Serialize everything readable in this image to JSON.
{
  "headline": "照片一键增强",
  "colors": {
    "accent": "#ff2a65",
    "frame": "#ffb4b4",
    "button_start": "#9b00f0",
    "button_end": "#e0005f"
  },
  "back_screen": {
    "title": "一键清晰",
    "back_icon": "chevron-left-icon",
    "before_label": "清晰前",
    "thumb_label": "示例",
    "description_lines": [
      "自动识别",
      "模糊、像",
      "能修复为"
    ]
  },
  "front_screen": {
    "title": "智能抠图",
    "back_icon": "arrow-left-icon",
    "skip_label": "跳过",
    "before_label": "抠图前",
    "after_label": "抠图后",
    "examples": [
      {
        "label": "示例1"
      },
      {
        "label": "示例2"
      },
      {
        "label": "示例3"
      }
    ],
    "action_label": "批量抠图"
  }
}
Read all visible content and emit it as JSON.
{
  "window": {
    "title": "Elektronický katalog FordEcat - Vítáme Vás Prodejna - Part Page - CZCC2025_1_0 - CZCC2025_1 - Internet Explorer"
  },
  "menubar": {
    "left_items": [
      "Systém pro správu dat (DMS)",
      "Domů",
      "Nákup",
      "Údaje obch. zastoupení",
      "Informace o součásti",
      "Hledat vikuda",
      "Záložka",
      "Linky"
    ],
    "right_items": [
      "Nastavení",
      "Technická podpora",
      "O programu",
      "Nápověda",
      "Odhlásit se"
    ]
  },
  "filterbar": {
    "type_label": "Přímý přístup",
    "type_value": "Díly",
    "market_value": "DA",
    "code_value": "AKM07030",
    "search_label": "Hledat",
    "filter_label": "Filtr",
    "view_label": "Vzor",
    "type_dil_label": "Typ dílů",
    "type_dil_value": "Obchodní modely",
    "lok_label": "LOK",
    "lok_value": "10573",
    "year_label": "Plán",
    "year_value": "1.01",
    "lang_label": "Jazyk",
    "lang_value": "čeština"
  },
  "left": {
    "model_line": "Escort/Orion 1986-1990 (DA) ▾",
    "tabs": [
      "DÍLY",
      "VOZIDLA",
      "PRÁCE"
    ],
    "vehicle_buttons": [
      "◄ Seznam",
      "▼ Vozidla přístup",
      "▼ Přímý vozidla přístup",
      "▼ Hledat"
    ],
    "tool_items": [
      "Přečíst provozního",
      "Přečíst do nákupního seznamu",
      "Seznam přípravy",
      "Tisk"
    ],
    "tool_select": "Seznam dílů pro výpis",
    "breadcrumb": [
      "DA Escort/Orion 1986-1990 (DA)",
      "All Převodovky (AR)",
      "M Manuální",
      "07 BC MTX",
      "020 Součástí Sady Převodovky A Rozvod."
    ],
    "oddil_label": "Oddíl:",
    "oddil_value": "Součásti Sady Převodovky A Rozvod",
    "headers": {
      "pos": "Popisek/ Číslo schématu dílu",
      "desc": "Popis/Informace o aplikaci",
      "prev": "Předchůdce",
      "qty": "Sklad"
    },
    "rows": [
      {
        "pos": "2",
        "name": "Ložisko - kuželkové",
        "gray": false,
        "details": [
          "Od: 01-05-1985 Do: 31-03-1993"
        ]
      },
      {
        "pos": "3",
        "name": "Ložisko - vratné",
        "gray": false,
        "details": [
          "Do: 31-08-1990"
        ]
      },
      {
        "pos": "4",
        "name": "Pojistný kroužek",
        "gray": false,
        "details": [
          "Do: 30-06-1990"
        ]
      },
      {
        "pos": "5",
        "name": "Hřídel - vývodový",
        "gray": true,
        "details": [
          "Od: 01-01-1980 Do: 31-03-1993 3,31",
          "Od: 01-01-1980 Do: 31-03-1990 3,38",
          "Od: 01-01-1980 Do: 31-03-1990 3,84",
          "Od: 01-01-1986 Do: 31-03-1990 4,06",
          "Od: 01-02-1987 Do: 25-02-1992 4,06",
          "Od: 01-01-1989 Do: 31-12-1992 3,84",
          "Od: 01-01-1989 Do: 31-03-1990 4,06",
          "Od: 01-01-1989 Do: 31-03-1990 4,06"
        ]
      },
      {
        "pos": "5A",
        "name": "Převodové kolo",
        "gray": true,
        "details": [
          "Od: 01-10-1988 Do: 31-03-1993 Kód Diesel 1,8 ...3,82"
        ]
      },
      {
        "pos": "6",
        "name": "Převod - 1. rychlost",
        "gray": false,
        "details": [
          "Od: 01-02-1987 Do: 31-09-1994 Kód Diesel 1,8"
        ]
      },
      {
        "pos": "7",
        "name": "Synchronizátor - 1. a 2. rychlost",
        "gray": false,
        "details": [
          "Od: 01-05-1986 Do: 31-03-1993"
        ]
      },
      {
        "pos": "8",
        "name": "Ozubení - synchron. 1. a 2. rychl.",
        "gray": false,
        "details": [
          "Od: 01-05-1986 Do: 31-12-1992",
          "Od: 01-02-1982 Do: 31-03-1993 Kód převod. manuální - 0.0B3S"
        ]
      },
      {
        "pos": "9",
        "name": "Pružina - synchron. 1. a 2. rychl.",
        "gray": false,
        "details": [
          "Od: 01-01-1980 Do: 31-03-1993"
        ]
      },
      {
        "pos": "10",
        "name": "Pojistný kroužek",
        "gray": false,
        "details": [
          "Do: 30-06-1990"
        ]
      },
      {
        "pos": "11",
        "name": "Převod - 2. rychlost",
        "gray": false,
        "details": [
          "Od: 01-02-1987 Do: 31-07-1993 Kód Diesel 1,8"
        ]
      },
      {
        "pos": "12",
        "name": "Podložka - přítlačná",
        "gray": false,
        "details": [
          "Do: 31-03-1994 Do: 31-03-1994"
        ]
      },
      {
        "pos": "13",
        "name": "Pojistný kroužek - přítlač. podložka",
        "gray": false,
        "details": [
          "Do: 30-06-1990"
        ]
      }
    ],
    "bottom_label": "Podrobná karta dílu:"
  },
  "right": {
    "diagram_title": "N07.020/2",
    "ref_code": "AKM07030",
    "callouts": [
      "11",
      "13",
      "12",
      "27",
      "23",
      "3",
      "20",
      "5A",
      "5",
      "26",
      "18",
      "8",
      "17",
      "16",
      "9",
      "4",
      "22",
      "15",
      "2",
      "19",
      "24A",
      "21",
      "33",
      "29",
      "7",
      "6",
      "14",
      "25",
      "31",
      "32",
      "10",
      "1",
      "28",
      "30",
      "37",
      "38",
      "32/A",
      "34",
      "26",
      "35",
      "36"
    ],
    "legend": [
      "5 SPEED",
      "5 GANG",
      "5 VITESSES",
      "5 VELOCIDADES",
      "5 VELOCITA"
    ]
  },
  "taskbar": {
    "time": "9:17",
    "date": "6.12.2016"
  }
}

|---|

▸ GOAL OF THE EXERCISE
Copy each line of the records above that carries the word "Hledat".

▸ SOLUTION
      "Hledat vikuda",
    "search_label": "Hledat",
      "▼ Hledat"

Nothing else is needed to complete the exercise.